* Assigned task: Show, in full, each line of the data that contains "What".

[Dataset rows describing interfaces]

§ §

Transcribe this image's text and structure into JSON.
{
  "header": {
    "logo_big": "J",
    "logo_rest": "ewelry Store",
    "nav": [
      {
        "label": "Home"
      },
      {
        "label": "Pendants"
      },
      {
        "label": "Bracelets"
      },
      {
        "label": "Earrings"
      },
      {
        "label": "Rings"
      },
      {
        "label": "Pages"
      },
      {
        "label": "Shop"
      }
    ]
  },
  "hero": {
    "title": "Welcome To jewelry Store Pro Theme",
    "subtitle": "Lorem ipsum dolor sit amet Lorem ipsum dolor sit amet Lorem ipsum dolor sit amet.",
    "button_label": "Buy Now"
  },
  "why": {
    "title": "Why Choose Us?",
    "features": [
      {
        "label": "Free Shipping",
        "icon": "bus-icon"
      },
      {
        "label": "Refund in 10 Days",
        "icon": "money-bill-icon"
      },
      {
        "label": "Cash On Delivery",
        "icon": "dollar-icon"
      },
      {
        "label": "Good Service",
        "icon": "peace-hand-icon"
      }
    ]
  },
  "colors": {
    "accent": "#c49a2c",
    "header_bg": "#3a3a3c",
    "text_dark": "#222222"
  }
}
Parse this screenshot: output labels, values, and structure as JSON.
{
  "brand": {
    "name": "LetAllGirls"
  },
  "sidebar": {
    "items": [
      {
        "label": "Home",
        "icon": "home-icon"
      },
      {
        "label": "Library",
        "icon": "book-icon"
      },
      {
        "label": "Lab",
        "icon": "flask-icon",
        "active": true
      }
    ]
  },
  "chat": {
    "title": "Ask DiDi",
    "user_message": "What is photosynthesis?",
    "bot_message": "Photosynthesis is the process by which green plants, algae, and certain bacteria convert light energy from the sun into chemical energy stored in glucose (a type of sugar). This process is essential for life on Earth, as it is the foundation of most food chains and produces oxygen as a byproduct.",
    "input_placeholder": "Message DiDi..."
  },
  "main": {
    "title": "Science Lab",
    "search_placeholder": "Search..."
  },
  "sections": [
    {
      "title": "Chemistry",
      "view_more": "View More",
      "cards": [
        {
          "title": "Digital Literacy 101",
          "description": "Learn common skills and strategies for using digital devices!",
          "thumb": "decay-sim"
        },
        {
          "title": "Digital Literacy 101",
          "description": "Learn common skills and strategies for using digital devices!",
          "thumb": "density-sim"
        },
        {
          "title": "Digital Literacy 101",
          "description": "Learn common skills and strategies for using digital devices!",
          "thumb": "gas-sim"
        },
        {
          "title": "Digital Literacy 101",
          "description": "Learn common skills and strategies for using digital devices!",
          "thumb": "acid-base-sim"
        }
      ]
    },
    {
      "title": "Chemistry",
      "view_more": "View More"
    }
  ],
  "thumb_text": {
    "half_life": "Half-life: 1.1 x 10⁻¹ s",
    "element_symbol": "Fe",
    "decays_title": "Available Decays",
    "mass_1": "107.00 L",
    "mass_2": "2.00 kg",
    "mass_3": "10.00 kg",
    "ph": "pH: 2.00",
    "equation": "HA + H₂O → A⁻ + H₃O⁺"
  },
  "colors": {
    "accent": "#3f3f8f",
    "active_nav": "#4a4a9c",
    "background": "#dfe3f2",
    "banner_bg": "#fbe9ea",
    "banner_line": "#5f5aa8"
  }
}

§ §

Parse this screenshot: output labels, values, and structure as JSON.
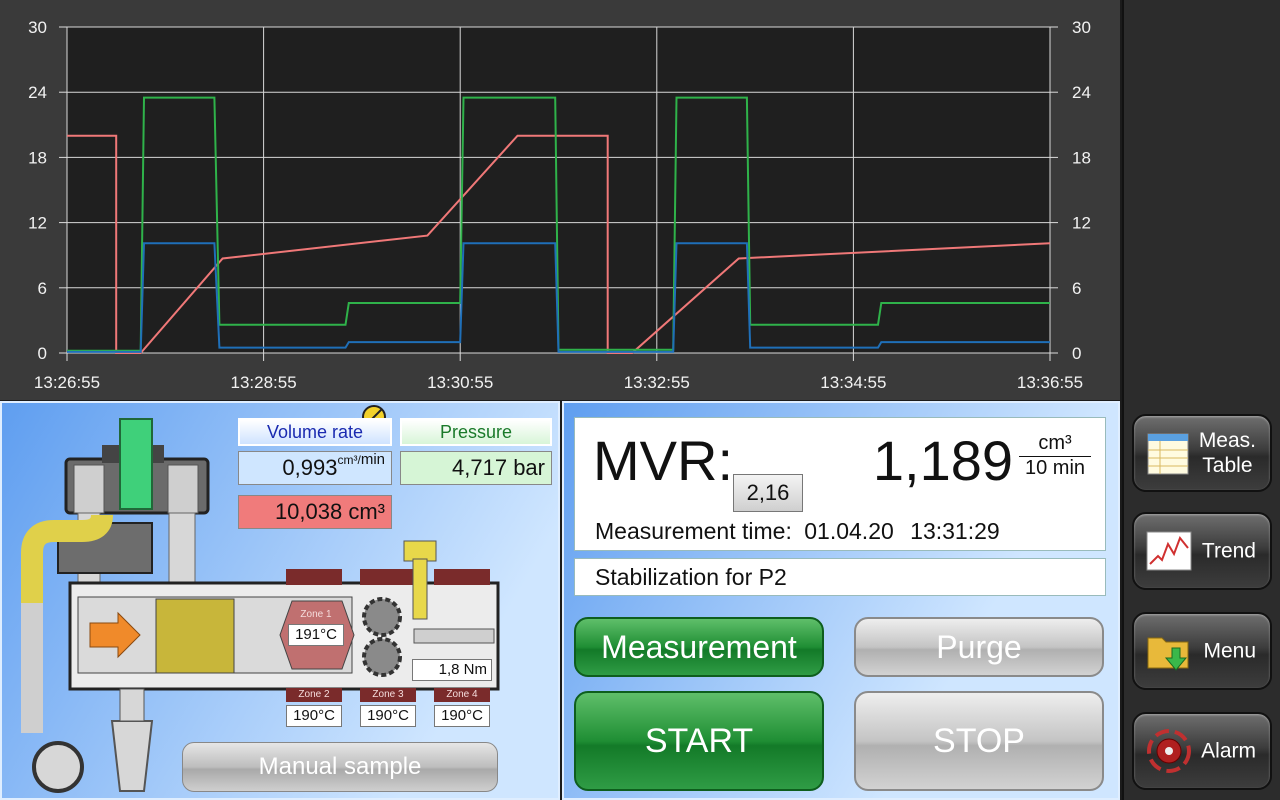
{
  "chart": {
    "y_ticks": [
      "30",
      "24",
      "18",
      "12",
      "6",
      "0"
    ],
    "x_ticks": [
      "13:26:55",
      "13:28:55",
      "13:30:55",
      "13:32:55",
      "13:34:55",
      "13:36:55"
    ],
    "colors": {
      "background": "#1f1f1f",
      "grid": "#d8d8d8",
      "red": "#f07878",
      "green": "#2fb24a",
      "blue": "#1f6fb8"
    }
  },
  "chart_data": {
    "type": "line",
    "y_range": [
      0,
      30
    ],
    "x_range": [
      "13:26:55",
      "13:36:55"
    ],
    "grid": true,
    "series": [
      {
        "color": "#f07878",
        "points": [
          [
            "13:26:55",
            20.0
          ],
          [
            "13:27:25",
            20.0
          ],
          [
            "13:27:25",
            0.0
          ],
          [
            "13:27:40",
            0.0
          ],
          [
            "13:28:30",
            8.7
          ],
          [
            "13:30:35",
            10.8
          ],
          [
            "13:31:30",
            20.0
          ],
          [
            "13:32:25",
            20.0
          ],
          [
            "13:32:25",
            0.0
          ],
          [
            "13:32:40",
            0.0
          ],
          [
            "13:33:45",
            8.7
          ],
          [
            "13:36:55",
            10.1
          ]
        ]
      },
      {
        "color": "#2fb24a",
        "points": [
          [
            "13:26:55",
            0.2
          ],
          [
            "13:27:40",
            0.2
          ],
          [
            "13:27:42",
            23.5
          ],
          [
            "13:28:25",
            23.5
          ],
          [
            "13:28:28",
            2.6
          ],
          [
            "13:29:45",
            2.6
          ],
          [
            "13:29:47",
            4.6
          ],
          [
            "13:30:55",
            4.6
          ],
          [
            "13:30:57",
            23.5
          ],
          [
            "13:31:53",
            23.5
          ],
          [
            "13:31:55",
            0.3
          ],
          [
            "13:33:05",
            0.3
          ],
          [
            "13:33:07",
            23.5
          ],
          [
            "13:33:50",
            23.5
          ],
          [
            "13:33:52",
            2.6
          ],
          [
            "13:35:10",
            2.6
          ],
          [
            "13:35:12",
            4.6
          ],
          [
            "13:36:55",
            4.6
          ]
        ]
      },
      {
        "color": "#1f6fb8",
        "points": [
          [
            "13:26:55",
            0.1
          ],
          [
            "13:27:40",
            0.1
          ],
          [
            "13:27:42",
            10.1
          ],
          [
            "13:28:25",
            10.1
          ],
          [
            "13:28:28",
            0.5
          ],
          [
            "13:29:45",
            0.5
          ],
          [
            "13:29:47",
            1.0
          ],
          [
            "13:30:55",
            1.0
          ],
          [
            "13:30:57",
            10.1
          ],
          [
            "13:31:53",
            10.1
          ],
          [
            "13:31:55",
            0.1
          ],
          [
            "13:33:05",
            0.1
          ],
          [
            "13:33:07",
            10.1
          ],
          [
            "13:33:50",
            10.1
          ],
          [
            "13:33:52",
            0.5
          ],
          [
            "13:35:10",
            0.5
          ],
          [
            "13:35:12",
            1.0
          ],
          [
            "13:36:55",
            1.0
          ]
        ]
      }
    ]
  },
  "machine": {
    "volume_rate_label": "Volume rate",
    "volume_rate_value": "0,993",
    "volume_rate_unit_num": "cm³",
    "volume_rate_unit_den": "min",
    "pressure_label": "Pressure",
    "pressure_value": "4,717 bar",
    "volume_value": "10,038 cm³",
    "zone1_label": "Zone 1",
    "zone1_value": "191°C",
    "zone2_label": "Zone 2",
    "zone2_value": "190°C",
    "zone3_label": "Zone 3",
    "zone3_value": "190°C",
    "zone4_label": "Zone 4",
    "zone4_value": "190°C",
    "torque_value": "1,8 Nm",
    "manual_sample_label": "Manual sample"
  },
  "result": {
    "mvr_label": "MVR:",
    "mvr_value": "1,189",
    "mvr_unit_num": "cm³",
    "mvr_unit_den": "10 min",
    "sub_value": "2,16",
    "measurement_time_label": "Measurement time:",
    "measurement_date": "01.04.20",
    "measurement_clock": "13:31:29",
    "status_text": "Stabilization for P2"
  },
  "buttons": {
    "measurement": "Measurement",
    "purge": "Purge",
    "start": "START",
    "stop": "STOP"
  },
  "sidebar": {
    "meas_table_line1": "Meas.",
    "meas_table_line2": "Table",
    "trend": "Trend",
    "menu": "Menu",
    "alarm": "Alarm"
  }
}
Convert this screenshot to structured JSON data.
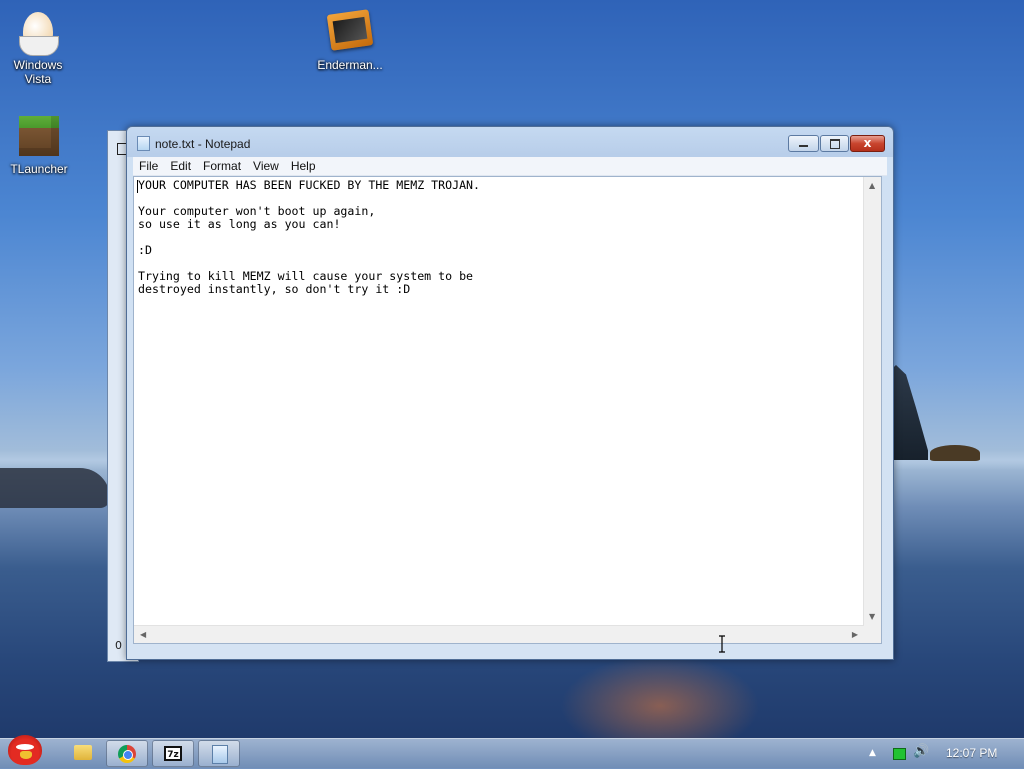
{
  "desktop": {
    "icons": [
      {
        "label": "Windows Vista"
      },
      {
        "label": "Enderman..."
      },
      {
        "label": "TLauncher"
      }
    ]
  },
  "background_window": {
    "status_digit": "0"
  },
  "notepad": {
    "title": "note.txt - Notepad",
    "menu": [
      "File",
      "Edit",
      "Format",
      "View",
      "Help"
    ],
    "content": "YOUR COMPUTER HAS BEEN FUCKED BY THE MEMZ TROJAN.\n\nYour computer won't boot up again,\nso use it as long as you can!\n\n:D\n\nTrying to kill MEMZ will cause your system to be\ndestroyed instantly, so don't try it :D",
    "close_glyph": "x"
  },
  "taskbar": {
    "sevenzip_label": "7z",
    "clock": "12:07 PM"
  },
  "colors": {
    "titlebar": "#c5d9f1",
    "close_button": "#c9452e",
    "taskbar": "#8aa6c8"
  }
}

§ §

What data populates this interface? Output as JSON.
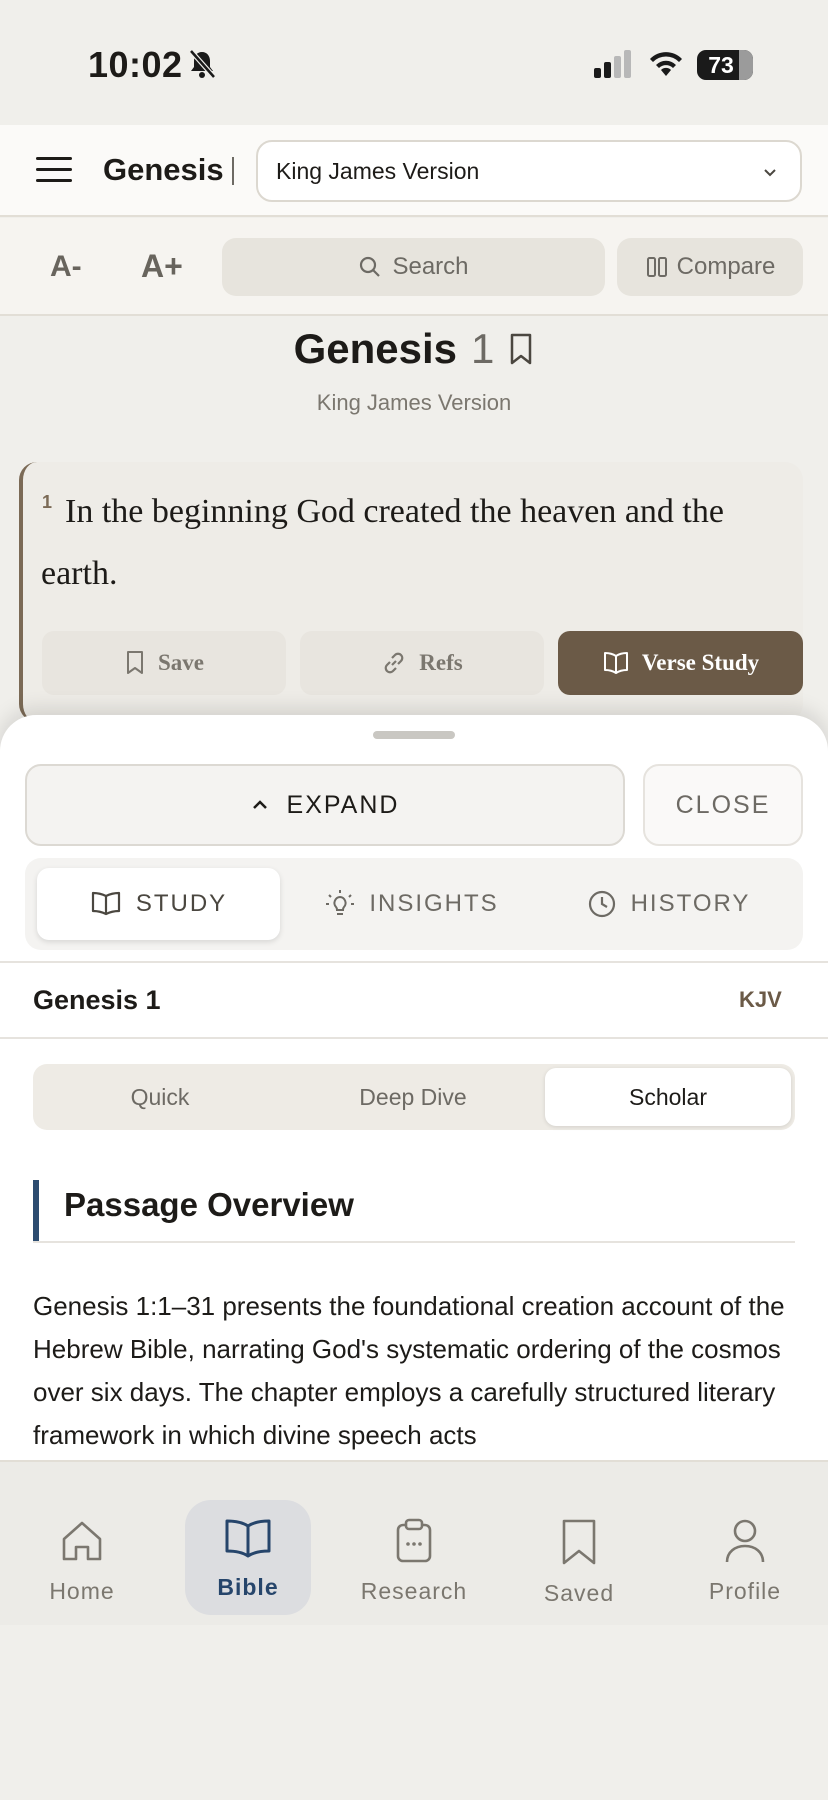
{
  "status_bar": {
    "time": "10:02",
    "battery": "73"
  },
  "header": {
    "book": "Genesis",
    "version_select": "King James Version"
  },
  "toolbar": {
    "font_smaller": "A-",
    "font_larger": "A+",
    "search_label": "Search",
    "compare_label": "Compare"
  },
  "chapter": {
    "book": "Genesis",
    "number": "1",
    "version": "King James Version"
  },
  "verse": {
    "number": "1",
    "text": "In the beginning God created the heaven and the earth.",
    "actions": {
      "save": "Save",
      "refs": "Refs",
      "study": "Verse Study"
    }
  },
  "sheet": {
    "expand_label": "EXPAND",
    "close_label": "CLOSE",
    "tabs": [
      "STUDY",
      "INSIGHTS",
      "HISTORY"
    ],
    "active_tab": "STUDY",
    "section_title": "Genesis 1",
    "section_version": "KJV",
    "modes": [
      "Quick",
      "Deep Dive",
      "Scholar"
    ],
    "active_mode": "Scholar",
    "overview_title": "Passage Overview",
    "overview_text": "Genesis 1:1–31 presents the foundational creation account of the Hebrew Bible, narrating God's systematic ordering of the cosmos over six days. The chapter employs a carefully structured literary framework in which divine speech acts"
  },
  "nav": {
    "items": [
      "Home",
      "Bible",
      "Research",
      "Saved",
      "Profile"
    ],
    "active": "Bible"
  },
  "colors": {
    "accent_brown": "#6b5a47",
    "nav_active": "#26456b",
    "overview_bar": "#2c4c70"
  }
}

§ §

* Solution for this problem:
    "user_message": "What is photosynthesis?",
What data populates this interface? Output as JSON.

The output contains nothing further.